The Portland Brownstone Quarries

Academic journal article The Chronicle of the Early American Industries Association, Inc.

The Portland Brownstone Quarries

Article excerpt

Introduction

All too often we fail to recognize the contributi,on of our geologic heritage to the progress of mankind on Earth. Today, we are dependent on fossil fuels, a geologic resource without which our civilization would not exist. Since our human beginnings, we have relied on rocks and minerals for our survival. We have used stone to leave monuments to ourselves and our progress. One such stone that played an important role in American culture was brownstone, an arkosic sandstone. During its heyday in the midnineteenth century, most of the brownstone used in the United States came from Portland, Connecticut, a small town lying on the east side of the big bend in the Connecticut River, across from Middletown, thirty miles north of Long Island Sound (Figure 1). All that remains of this once thriving industry are quiet quarry lakes surrounded by massive walls of stone, but Portland brownstone traveled to far away places and helped symbolize an era. Portland brownstone was so well known that Portland Stone, Brownstone, and Connecticut Stone became synonymous.

Portland brownstone was prominent in shaping the economy of the area, and it was a significant representative of architectural style and usage in the nineteenth century Brownstone not only crossed state economic lines, it also became a collective term for all buildings of a particular type. It is ironic that over a century after the "rage" ended and a great many brownstone structures had been demolished, we are only now beginning to appreciate the beauty, style, and majesty of those buildings.

Geologic Setting

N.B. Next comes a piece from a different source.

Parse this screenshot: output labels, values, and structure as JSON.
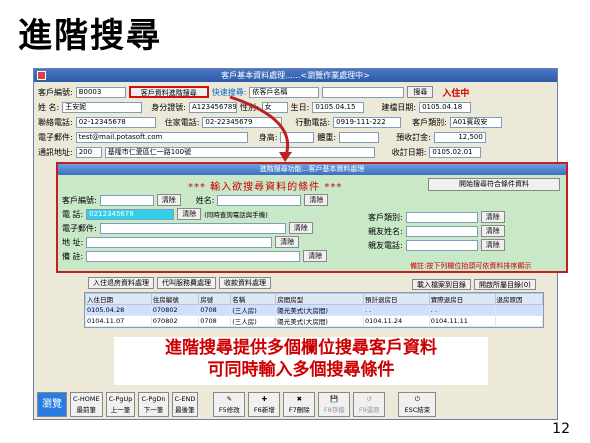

During the early Mesozoic era, between 220-195 million years ago, the sandstones that became the Portland brownstone were deposited in a system of continental rift basins that developed along the East Coast of the United States during the embryonic phase of the opening of the Atlantic Ocean when the supercontinent Pangaea broke apart. The Connecticut rift valley is bordered to the east and west by large fault zones that formed a wedge-shaped depression that filled with the eroded remains of the crystalline rocks of the Eastern Highlands, forming alluvial fans on the valley floor.

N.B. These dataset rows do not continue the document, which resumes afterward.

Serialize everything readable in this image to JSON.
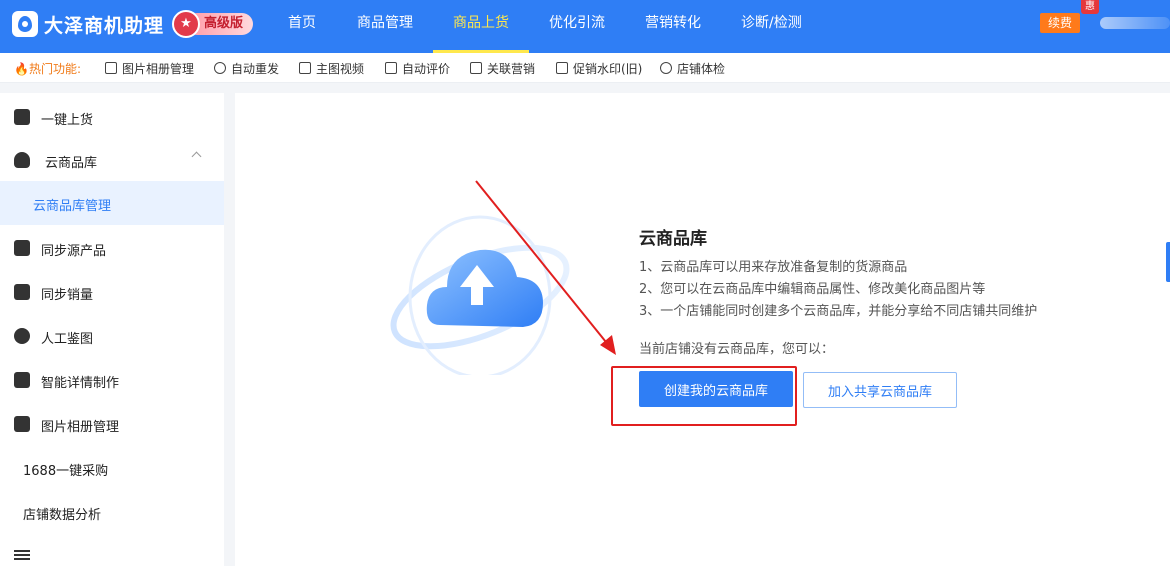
{
  "app": {
    "name": "大泽商机助理",
    "edition": "高级版"
  },
  "nav": [
    "首页",
    "商品管理",
    "商品上货",
    "优化引流",
    "营销转化",
    "诊断/检测"
  ],
  "nav_active_index": 2,
  "header": {
    "renew_label": "续费",
    "promo_badge": "惠"
  },
  "hot": {
    "label": "热门功能:",
    "items": [
      "图片相册管理",
      "自动重发",
      "主图视频",
      "自动评价",
      "关联营销",
      "促销水印(旧)",
      "店铺体检"
    ]
  },
  "sidebar": {
    "items": [
      "一键上货",
      "云商品库",
      "云商品库管理",
      "同步源产品",
      "同步销量",
      "人工鉴图",
      "智能详情制作",
      "图片相册管理",
      "1688一键采购",
      "店铺数据分析"
    ],
    "active": "云商品库管理"
  },
  "main": {
    "title": "云商品库",
    "desc1": "1、云商品库可以用来存放准备复制的货源商品",
    "desc2": "2、您可以在云商品库中编辑商品属性、修改美化商品图片等",
    "desc3": "3、一个店铺能同时创建多个云商品库，并能分享给不同店铺共同维护",
    "prompt": "当前店铺没有云商品库，您可以：",
    "create_button": "创建我的云商品库",
    "join_button": "加入共享云商品库"
  },
  "colors": {
    "primary": "#2f7ef5",
    "highlight": "#e11f1f",
    "hot": "#f07a18",
    "renew": "#ff7a1a"
  }
}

The brownstone of the Portland quarries is part of the uppermost and youngest of the series of sedimentary units deposited in the Connecticut rift zone. This unit, called the Portland Formation, forms a layer nine hundred to fifteen hundred feet thick.1 In the Portland quarries, the brownstone is present in massive planar beds "2-18 feet in thickness, varying from 20- 100 feet in width and in length from 50-150 feet."2 Variations in the depositional geometry within the beds affected quarrying.

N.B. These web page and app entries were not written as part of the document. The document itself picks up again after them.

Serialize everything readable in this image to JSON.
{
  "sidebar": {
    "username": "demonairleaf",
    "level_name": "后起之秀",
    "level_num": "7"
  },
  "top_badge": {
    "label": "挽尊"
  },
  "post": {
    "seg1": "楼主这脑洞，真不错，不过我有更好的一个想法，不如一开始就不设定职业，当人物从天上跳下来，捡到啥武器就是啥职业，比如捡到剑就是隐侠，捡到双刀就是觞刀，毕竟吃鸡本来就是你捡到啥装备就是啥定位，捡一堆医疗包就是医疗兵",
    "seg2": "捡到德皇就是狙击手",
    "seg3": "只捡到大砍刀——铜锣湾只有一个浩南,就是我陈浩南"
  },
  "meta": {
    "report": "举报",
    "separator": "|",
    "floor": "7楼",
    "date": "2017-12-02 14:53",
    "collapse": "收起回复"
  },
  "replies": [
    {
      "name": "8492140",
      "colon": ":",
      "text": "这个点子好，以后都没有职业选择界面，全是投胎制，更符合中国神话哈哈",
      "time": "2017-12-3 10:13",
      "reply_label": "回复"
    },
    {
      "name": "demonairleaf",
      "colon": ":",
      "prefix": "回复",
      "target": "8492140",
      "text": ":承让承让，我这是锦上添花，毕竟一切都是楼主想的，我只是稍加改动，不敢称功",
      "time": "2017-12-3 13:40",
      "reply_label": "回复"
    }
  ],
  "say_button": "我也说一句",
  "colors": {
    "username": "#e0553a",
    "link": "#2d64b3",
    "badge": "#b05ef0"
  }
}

Coarse-grained sands consisting mostly of quartz, mica, and feldspar form the Portland brownstone. Because of the high feldspar content in these sediments, they are classified as arkose, which ranges in color from light pink to red to brown to purple, giving rise to such distinctive names as "redbeds" and "brownstone."3 The sediments were compressed and cemented together over time with a moderately hard albite cement.4 The coloring of the sandstone is a result of oxidation of ferric oxides from limonite to hematite, giving the Portland brownstone its distinctive, deep brown color.5

Passing animal life, such as dinosaurs and other reptiles, left footprints and track ways in the deposits. Many slabs containing footprints could not be saved in the day-to-day operation of the quarries. One piece of brownstone was found in 1874. It was sixty feet long and contained a track way of twenty-one footprints. It was of such significance that during that summer's meeting of the American Association for the Advancement of Science in Hartford, several geologists took the time to go to the quarries to see them.6 Among the most common of the Portland tracks are those of Anchisauripus, Grallator, Otozoum, Eubrontes, and Batrachopus.

The sediments deposited in the wedge-shaped rift were tilted ten to fifteen degrees east. …

Search by... Author
Show... All Results Primary Sources Peer-reviewed

Oops!

An unknown error has occurred. Please click the button below to reload the page. If the problem persists, please try again in a little while.